Go through the entries below and copy each line that holds the word "customers".

*** Records Section Begins ***

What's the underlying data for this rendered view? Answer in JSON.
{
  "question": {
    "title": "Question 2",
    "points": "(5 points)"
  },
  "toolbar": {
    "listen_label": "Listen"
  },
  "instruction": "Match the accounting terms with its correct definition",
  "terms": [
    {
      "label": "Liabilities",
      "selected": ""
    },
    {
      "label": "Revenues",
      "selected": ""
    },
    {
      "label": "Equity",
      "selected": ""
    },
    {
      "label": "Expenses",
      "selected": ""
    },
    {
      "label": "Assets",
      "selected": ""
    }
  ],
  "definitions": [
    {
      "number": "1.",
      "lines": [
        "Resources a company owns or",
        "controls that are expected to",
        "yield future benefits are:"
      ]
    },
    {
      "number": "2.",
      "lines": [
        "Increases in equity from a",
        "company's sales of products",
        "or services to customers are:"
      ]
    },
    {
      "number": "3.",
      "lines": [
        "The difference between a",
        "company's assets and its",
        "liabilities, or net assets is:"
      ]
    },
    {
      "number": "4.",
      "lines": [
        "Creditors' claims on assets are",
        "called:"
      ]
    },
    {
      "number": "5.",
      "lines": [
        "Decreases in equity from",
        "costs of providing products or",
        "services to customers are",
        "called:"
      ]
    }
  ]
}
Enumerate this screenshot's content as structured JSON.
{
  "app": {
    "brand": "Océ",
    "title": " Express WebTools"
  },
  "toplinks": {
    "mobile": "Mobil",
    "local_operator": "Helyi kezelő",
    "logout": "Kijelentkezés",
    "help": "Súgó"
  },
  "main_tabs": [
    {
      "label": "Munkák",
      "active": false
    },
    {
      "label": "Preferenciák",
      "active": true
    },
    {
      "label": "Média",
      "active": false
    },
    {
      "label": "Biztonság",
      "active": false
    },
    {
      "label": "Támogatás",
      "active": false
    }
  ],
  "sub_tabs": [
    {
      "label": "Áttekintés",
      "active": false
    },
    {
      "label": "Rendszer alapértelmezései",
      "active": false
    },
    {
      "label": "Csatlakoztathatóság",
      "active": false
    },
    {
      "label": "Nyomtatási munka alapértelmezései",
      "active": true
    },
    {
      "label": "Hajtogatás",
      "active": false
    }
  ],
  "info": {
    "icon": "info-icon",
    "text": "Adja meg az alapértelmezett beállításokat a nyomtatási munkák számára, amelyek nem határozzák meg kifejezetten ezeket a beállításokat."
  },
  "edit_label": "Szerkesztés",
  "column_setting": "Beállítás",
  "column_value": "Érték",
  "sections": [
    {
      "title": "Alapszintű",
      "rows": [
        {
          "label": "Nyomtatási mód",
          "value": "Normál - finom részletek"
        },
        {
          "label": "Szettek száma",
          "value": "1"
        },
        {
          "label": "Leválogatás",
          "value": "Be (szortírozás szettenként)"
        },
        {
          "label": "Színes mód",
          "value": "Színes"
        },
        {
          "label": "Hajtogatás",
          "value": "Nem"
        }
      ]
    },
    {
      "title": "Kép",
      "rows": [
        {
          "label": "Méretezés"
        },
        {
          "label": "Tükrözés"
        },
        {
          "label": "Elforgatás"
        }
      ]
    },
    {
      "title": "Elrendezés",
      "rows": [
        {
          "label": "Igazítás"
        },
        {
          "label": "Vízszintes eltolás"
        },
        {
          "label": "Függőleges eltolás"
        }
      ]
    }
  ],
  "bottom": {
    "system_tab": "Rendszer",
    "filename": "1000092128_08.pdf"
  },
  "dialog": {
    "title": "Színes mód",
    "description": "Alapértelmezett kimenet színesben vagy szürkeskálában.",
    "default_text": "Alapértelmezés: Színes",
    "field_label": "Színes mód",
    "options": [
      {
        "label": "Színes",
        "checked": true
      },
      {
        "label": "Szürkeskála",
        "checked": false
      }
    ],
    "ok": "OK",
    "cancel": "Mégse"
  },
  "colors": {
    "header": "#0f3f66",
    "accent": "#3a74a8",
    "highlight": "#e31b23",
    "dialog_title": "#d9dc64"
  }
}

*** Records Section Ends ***

**Your response:**
        "or services to customers are:"
        "services to customers are",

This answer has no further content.